The happy mini yellow bus, pulled right up before us and opened its squeaky doors. Without even a look back, my child  boarded. What?  Wow.  And I was all worried.

He’s actually going!

I enjoyed that moment for maybe 10 seconds, before my child, his face a scrunch of turmoil and tears, ran from the bus like his seat belt was snakes. Quicker than I could catch him, he hid behind the bushes on my lawn.

Yup. Not going.

“Baby?” I called tentatively. “Come on.”

But my baby just backed further away, eyes cartoon wild.

With a deep sigh, I waved the bus off.

The bus driver nodded but said, “Okay, but tomorrow, you put him on the bus crying or not. He’ll be fine.”  Uh, presumptuous much?

Then the happy school bus, which for me, is always mixed with a bit of horror – maybe all those movies of singing children being led off to doom – continued to its next stop.

I found my sniveling child, snot connecting him to the bushes like spider webs.

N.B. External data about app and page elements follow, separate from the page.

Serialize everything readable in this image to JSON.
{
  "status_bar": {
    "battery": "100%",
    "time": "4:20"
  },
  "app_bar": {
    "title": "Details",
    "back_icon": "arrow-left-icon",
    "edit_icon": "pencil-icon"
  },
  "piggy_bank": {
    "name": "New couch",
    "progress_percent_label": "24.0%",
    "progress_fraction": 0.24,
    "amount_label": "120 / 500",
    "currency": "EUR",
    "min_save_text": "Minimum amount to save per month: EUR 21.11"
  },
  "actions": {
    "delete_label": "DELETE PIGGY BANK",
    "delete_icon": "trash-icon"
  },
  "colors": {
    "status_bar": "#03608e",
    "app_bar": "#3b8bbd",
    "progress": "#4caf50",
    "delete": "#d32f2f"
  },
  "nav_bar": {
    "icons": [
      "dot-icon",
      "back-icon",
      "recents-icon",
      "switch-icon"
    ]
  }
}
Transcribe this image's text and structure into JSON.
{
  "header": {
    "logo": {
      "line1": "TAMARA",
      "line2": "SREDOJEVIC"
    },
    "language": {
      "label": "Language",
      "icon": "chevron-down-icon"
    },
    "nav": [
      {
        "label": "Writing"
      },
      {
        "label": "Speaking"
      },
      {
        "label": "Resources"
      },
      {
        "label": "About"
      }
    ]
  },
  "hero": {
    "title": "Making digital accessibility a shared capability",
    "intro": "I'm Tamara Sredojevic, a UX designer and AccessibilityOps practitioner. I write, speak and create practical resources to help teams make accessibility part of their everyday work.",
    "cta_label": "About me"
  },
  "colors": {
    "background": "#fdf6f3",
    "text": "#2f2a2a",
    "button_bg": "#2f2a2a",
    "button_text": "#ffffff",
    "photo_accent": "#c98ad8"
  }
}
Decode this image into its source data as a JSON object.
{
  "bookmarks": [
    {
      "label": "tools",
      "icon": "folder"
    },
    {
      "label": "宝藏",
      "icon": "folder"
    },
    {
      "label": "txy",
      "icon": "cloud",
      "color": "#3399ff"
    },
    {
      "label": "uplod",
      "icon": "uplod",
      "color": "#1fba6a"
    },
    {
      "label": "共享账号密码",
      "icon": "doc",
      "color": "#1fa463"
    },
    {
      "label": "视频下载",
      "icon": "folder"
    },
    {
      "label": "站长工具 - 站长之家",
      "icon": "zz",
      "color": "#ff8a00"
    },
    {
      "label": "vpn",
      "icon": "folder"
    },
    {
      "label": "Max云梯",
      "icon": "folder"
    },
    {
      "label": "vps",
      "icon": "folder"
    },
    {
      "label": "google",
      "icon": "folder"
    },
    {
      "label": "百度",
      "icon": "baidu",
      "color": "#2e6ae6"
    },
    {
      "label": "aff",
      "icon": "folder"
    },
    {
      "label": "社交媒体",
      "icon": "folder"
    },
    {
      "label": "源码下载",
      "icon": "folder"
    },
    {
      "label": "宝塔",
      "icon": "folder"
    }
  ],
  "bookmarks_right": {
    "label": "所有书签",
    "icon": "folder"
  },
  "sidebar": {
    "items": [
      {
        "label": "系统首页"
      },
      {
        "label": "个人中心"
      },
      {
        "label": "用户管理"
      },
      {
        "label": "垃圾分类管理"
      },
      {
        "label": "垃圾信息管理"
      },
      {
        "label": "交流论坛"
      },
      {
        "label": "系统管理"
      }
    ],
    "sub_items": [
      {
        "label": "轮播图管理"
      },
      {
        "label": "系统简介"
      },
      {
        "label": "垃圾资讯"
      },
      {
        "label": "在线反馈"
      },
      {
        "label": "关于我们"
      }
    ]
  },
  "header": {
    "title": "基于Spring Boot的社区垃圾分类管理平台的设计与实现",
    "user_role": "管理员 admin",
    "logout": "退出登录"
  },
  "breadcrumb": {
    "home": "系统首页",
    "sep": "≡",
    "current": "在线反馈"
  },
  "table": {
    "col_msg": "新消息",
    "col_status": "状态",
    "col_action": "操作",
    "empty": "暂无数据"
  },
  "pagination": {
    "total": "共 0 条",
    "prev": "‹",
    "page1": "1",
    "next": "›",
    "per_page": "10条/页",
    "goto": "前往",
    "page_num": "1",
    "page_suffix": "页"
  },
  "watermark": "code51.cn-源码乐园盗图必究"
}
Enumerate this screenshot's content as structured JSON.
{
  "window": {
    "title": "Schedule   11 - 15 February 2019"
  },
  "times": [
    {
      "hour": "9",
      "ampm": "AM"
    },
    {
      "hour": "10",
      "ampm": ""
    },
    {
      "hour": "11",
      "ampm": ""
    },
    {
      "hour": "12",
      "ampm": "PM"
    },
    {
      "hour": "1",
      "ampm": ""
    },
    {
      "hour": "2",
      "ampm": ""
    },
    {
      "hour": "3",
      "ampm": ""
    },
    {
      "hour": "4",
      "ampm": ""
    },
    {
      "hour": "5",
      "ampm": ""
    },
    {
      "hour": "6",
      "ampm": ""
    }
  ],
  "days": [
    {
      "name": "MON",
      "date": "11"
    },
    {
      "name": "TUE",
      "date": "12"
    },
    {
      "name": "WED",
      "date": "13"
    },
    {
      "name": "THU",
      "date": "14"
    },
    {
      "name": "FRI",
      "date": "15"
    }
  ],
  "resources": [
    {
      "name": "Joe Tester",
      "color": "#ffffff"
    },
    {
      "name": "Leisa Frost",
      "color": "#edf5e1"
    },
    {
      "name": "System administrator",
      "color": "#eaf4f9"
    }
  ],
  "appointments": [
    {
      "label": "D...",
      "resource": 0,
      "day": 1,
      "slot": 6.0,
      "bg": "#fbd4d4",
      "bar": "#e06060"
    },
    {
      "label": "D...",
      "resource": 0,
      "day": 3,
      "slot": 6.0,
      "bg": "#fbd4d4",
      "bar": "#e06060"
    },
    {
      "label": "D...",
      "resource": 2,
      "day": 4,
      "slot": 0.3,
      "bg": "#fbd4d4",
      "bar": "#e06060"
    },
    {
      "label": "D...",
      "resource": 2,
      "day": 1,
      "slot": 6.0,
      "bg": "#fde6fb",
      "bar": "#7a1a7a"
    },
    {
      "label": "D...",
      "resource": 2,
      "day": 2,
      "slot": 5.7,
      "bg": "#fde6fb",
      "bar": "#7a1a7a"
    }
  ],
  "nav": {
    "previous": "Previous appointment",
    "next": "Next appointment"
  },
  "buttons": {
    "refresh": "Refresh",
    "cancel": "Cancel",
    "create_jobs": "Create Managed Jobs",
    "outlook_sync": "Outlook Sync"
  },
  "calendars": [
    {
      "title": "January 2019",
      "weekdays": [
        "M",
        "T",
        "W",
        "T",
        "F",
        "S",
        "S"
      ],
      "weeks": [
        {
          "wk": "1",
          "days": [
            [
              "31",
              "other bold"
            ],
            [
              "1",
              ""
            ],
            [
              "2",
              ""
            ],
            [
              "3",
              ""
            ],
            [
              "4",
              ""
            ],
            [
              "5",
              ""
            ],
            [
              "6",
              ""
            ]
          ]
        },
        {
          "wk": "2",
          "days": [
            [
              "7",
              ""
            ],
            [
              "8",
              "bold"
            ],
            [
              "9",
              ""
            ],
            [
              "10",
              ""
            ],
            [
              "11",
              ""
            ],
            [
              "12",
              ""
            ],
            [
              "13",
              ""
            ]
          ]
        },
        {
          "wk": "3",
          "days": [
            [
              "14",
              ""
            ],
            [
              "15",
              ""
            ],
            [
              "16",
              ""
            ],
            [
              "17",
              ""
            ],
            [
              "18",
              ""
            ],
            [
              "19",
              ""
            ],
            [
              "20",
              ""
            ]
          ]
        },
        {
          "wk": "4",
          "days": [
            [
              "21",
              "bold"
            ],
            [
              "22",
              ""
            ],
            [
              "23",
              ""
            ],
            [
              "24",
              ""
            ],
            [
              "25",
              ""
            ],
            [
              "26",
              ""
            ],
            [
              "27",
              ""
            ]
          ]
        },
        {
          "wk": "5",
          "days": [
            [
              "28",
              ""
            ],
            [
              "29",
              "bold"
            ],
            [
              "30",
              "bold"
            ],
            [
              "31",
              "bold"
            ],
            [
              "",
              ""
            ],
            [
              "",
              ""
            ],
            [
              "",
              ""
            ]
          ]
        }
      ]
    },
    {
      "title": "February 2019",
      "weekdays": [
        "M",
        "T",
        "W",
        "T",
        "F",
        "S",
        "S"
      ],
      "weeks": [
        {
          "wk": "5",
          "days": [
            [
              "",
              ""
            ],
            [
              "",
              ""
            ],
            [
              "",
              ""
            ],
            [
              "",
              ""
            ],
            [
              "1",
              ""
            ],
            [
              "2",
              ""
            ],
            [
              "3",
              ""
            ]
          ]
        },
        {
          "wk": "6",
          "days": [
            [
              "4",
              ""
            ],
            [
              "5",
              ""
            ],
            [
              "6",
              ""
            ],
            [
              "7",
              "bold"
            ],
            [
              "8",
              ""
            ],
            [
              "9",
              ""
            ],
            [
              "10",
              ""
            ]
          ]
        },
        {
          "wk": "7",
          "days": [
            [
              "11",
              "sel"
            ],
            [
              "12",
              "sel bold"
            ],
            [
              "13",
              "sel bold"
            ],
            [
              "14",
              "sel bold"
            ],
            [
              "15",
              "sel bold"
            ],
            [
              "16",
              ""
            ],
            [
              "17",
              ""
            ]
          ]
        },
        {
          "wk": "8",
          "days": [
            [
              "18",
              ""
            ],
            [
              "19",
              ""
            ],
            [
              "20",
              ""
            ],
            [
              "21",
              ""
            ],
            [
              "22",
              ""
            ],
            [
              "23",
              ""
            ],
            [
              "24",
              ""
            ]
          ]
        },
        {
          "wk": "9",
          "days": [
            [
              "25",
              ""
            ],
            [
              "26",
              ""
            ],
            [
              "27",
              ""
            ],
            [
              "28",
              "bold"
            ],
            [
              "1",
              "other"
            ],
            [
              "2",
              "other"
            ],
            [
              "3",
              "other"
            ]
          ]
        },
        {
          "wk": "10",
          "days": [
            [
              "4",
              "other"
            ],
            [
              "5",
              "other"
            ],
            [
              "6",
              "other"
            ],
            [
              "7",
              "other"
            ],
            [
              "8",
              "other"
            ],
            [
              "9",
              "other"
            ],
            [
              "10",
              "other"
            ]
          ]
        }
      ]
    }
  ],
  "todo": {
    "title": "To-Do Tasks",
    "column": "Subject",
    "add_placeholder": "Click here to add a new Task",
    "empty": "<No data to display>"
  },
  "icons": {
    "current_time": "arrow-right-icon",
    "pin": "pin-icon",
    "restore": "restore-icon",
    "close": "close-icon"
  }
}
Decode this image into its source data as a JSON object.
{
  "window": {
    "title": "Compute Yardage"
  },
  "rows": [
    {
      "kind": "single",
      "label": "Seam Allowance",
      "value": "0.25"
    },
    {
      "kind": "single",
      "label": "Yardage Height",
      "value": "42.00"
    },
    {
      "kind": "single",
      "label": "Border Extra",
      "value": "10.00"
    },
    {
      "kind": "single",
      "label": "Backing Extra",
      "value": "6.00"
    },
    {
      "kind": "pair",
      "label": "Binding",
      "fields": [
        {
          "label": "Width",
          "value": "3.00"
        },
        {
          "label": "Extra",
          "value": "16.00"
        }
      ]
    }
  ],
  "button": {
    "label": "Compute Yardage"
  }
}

“It’s okay, baby. The bus is gone. Do you want me to drive you?”

He shook his head no. He did not want to go to camp. Ever. That of course, was not going to happen.

I led him inside, trying to comfort him while also trying not to get tangled in the snot.

Getting him off on the right foot was important. Getting him to be more independent was important. Getting him to the camp which we’d already paid for was definitely important.

We had a lot of stuff to accomplish here.That Kindergarten bus was right around the corner.

bye bye bus

The wheels on the bus go… right past my house.

Hey! It’s my 1 year blogger-versary! One year, people!! I raise my cone to you in thanks. You guys are the best.